Priming third-party ostracism increases affiliative imitation in children.

@article{Over2009PrimingTO,
  title={Priming third-party ostracism increases affiliative imitation in children.},
  author={Harriet Over and Malinda Carpenter},
  journal={Developmental science},
  year={2009},
  volume={12 3},
  pages={F1-8}
}
Human beings are intensely social creatures and, as such, devote significant time and energy to creating and maintaining affiliative bonds with group members. Nevertheless, social relations sometimes collapse and individuals experience exclusion from the group. Fortunately for adults, they are able to use behavioral strategies such as mimicry to reduce their social exclusion. Here we test whether children, too, increase their imitation following an experience of ostracism.
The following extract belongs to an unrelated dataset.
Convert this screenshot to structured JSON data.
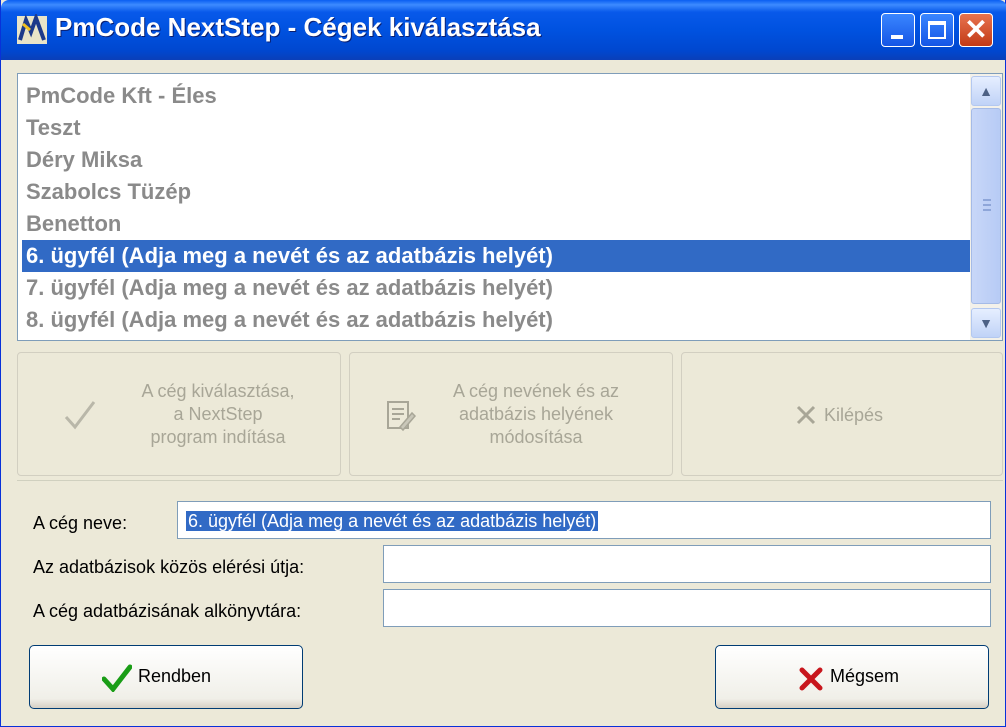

Given humans… CONTINUE READING

From This Paper

Figures, tables, and topics from this paper.
66 Citations
36 References
Similar Papers

Citations

Publications citing this paper.
Showing 1-10 of 66 extracted citations

References

Publications referenced by this paper.
Showing 1-10 of 36 references

The importance of being we: human nature and intergroup relations

  • M. B. Brewer
  • American Psychologist
  • 2007
Highly Influential
4 Excerpts

Two functions of imitation during infancy

  • I. C. giris
  • International Journal of Behavioral Development,
  • 1981
Highly Influential
3 Excerpts

Effects of experimentally manipulated peer rejection on children’s negative affect, self-esteem, and maladaptive social behavior

  • D. 145–162. Nesdale, A. Lambert
  • International Journal of Behavioral Development
  • 2007
1 Excerpt

The evolution of an ostracism detection system

  • J. R. Spoor, K. D. Williams
  • 2007
2 Excerpts

Similar Papers

Loading similar papers…